_Action item_:
Print the records below exactly as they appear. Omit all pictures.

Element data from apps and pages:
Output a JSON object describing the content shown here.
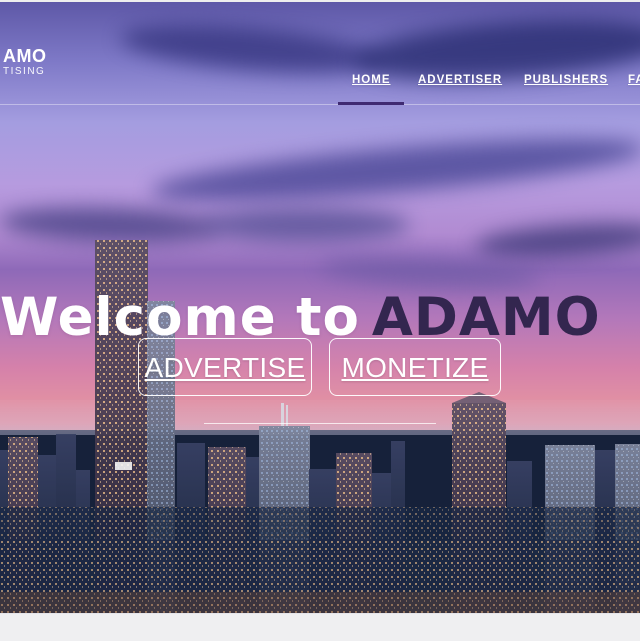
{
  "logo": {
    "main": "AMO",
    "sub": "TISING"
  },
  "navigation": {
    "items": [
      {
        "label": "HOME"
      },
      {
        "label": "ADVERTISER"
      },
      {
        "label": "PUBLISHERS"
      },
      {
        "label": "FA"
      }
    ]
  },
  "hero": {
    "title_prefix": "Welcome to",
    "title_brand": "ADAMO",
    "buttons": [
      {
        "label": "ADVERTISE"
      },
      {
        "label": "MONETIZE"
      }
    ]
  },
  "colors": {
    "nav_active": "#3f2a72",
    "brand_text": "#33264f",
    "button_border": "#ffffff"
  }
}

_Exercise output_:
Output a JSON object describing the content shown here.
{
  "logo": {
    "main": "AMO",
    "sub": "TISING"
  },
  "navigation": {
    "items": [
      {
        "label": "HOME"
      },
      {
        "label": "ADVERTISER"
      },
      {
        "label": "PUBLISHERS"
      },
      {
        "label": "FA"
      }
    ]
  },
  "hero": {
    "title_prefix": "Welcome to",
    "title_brand": "ADAMO",
    "buttons": [
      {
        "label": "ADVERTISE"
      },
      {
        "label": "MONETIZE"
      }
    ]
  },
  "colors": {
    "nav_active": "#3f2a72",
    "brand_text": "#33264f",
    "button_border": "#ffffff"
  }
}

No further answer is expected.